The Secret Life of Bees and The Role They Play in Tequila

This article is part of a series, highlighting the importance of additive-free and authentic tequila, partnered by PATRÓN. Discover more at The World of PATRÓN.

“Pollination, pollination – it’s good for the bees and good for the nation.” I picked up this clever adage from my fourth-grade science teacher. Though my first lesson on bee pollination was over two decades ago, it’s now a permanent fixture in my brain. So, what’s all the buzz behind bees and pollination?

Pollination is important because it leads to the production of the fruits we eat and tequila we drink. Moreover, since agave plants are integral to the tequila-making process, they rely on this vital process of pollination. As you’ve surmised from my catchy grade school rhyme, pollination is good for every living thing on this planet. So, what exactly is pollination? It’s the transfer of pollen grains from one flower to another. Many creatures help move pollen between flowers and act as “pollinators,” such as bees and lesser long-nosed bats.

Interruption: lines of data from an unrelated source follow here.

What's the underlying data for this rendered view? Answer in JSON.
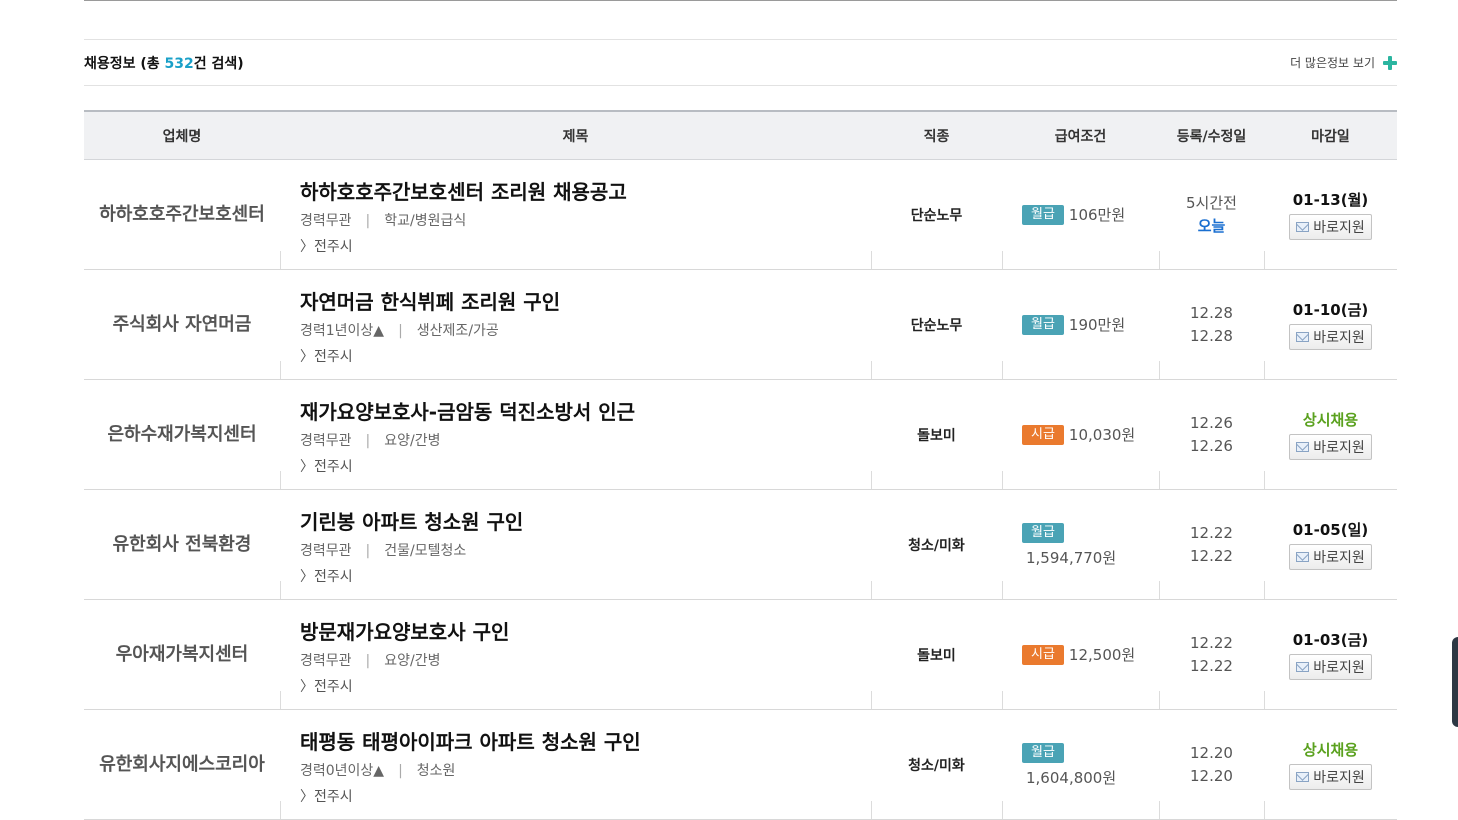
{
  "summary": {
    "prefix": "채용정보 (총 ",
    "count": "532",
    "suffix": "건 검색)",
    "more_label": "더 많은정보 보기"
  },
  "headers": {
    "company": "업체명",
    "title": "제목",
    "type": "직종",
    "pay": "급여조건",
    "date": "등록/수정일",
    "due": "마감일"
  },
  "colors": {
    "monthly": "#4aa3b5",
    "hourly": "#ea7a2e",
    "always": "#5aa11e",
    "today": "#1a6fd0",
    "count": "#1aa0c8"
  },
  "apply_label": "바로지원",
  "rows": [
    {
      "company": "하하호호주간보호센터",
      "title": "하하호호주간보호센터 조리원 채용공고",
      "career": "경력무관",
      "category": "학교/병원급식",
      "location": "전주시",
      "type": "단순노무",
      "pay_type": "월급",
      "pay_amount": "106만원",
      "reg_date": "5시간전",
      "mod_date": "오늘",
      "due": "01-13(월)"
    },
    {
      "company": "주식회사 자연머금",
      "title": "자연머금 한식뷔페 조리원 구인",
      "career": "경력1년이상▲",
      "category": "생산제조/가공",
      "location": "전주시",
      "type": "단순노무",
      "pay_type": "월급",
      "pay_amount": "190만원",
      "reg_date": "12.28",
      "mod_date": "12.28",
      "due": "01-10(금)"
    },
    {
      "company": "은하수재가복지센터",
      "title": "재가요양보호사-금암동 덕진소방서 인근",
      "career": "경력무관",
      "category": "요양/간병",
      "location": "전주시",
      "type": "돌보미",
      "pay_type": "시급",
      "pay_amount": "10,030원",
      "reg_date": "12.26",
      "mod_date": "12.26",
      "due": "상시채용"
    },
    {
      "company": "유한회사 전북환경",
      "title": "기린봉 아파트 청소원 구인",
      "career": "경력무관",
      "category": "건물/모텔청소",
      "location": "전주시",
      "type": "청소/미화",
      "pay_type": "월급",
      "pay_amount": "1,594,770원",
      "reg_date": "12.22",
      "mod_date": "12.22",
      "due": "01-05(일)"
    },
    {
      "company": "우아재가복지센터",
      "title": "방문재가요양보호사 구인",
      "career": "경력무관",
      "category": "요양/간병",
      "location": "전주시",
      "type": "돌보미",
      "pay_type": "시급",
      "pay_amount": "12,500원",
      "reg_date": "12.22",
      "mod_date": "12.22",
      "due": "01-03(금)"
    },
    {
      "company": "유한회사지에스코리아",
      "title": "태평동 태평아이파크 아파트 청소원 구인",
      "career": "경력0년이상▲",
      "category": "청소원",
      "location": "전주시",
      "type": "청소/미화",
      "pay_type": "월급",
      "pay_amount": "1,604,800원",
      "reg_date": "12.20",
      "mod_date": "12.20",
      "due": "상시채용"
    }
  ]
}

As tequila increased in popularity over the past few decades, demand has essentially surpassed the pace of supply. To counteract, industrial agave farming has largely replaced traditional farming methods though, unfortunately, at the expense of agave plants and their pollinators. Bottom line: Without a continual supply of agave, there wouldn’t be tequila. And what many consumers don’t realize is just how pivotal of a role bees and bats play in the tequila-making process.

In the case of agave, when the bee visits a plant, it is looking for food, but while feeding, these insects accidentally transfer pollen grains between agave and help the plants produce seeds. Then, voila! Another agave is planted. The cultivation of plants, especially agave, is dependent on bees and bats. Since bees play a particularly crucial role in agave pollination, revered tequila-makers PATRÓN have committed to developing flavorful tequila that is mindful of all aspects of the agave-producing process, including bee pollination.

Since they’re so intertwined, any disruption to pollinators can gravely impact the entire agave industry.

PATRÓN has been limiting the environmental impact of its tequila production and today is celebrated as the largest purveyor of premium, additive-free tequila. Now, the company is proactively funding a study with a top agricultural research center in Mexico to ensure the sustainability of the Weber Blue Agave plant for the entire industry. It also creates more than 5,500 tons of fertilizer compost a year from leftover agave fibers at the Hacienda PATRÓN distillery. Furthermore, PATRÓN takes in used agave fibers, free of charge, from ten other neighboring distilleries.

The sustainable harvesting of agave encourages farmers to selectively harvest agave plants, leaving some to reproduce. Technically, cultivated agaves don’t need pollination since most are grown from small offsets of a mother plant. Research and policy analyst of FoodPrint, Ryan Nebeker writes, “These offsets are technically clones, and while this ensures a field of plants that all have the same characteristics which will produce an even and predictable product, the technique comes at the cost of genetic diversity.” Moreover, when bats and bees are permitted to pollinate plants, genes combine in distinctive ways and multiple beneficial traits arise, such as disease resistance or drought tolerance. Nebeker continues, “Large, genetically identical fields are potentially vulnerable to being wiped out all at once by pests or disease. This has already happened in the past: a wave of fungal infections in the mid-1990s swept through cloned blue agave fields and sent prices skyrocketing.”

Since they’re so intertwined, any disruption to the pollinators can gravely impact the entire agave industry. Wild plants are important to tequila makers, and cultivated agaves ultimately come from wild sources, so bee and bat pollination is one of the agave industry’s sole sources of genetic diversity. Thus, harvesting immature agaves in the field and overharvesting immature wild agaves short-circuits the agave industry’s survival since the pollinators lose their main foundation of food. While other companies might cut production time by using premature agave in their formula, PATRÓN does not.

When you keep the pollinators happy (here’s to you bees and bats), the agave plants flourish. And when the agave thrives, we can imbibe on a steady flow of delicious tequila-based cocktails thanks to sustainable farming and pollination –– a move that’s certainly good for the bees –– and good for the nation.

This article is sponsored by PATRÓN.